Unrecognizable Art

There’s one intriguing phenomenon worth pointing out in the trend of there being art works that are shown to be in the film, but which are made completely unrecognizable. Some of the ones below could maybe be traced by some genius supercomputer (or someone with a lot more free time than me (good luck!)), but some are completely beyond recognition. I don’t think there’s a point to them beyond giving the sense that there is art in the film that cannot be ID’d.

Perhaps on a subliminal level, they discourage the kind of research I’ve done, by making it seem like, well, you’ll never ID them all, so why try? As hopefully you’ve already realized, there’s a very good reason to try.

Of these, I think we could get some more of the ski posters, the Greco-Roman banner, and even the snowy trees piece in the shadows above Danny’s bed. And the one before Wendy in the bloodfall hall is visible and in semi-focus for a split second, but there’s a lot of obscuring glare. If it’s one of the paintings that has appeared elsewhere, it could maybe be done, but I wonder. I have my doubts.

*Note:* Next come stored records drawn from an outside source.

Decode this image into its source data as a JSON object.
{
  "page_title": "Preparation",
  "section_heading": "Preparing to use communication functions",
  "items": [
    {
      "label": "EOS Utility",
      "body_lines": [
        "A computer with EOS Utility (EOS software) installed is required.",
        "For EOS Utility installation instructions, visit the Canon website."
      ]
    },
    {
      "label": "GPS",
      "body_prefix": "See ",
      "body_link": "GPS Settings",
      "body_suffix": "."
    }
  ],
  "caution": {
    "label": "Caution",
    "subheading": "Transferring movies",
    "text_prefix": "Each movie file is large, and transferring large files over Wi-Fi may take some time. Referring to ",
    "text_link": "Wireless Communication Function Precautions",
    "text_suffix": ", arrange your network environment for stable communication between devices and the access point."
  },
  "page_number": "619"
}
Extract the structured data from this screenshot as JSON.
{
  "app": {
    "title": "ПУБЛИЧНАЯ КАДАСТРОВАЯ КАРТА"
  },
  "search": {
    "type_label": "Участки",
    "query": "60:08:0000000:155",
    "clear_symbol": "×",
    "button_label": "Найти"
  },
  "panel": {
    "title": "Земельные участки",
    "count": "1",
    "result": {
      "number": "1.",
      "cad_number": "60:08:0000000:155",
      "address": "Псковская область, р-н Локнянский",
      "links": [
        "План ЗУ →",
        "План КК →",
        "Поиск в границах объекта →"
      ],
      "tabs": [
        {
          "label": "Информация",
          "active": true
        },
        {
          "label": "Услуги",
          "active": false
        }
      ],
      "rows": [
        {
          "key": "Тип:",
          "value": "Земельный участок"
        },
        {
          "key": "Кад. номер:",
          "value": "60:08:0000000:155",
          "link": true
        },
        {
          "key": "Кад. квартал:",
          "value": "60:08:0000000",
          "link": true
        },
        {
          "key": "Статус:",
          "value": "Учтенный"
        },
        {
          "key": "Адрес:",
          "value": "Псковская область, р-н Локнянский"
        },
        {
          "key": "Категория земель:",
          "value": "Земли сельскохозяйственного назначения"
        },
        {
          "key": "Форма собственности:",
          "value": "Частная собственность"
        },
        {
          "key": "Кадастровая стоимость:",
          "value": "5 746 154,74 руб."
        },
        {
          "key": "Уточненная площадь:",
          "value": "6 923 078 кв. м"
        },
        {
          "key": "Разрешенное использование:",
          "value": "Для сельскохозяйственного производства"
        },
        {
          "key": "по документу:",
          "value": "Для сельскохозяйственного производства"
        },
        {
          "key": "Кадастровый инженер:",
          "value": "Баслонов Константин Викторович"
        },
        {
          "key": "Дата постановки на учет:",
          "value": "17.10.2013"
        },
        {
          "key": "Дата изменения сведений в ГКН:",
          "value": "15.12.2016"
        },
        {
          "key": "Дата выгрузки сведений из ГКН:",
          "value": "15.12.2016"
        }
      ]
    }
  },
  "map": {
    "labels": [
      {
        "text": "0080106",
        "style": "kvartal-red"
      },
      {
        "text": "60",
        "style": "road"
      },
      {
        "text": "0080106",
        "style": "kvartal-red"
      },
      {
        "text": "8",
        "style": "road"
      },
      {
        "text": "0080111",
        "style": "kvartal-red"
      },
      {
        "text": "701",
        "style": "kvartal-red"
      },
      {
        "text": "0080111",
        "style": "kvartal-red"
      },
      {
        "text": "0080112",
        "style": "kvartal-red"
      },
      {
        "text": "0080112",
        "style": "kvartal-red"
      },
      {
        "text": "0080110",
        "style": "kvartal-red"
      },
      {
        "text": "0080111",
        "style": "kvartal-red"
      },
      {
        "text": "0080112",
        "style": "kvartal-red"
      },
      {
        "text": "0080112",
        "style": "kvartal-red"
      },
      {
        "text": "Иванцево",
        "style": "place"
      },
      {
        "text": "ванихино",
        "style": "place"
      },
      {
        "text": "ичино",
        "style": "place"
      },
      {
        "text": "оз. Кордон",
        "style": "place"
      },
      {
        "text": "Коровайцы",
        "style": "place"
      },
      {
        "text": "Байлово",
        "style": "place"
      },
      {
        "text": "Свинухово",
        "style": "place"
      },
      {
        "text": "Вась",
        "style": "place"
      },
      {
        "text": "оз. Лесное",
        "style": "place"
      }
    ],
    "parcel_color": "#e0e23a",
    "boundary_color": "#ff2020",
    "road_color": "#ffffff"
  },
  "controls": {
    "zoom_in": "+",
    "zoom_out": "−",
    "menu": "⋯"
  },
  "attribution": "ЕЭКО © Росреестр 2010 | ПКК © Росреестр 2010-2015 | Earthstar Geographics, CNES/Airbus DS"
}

Update: I’ve actually ID’d two of these now: the bloodfall piece turned out to be FH Varley’s Arpeggio, and the twinhall piece that turned out to be Nicholas de Grandmaison’s Chief Bear Paw. Both of these were determined thanks to context clues. So, given that the ski posters are likely of minor relevance, and that the one behind him outside 237 is likely another John Webber etching, this really only leaves the snowy trees above Danny’s bed, and the Greco-Roman banner from Boulder, both of which feel attainable to me now. Also, the two pieces above Wendy in the lounge I now believe could simply be the corners of doors. So it’s possible the only truly unattainable one is the one he’s triking past on his way to 237, which can’t be got because it’s literally outside the frame.

To go to the start of the section looking at
all the literary references in the film, click here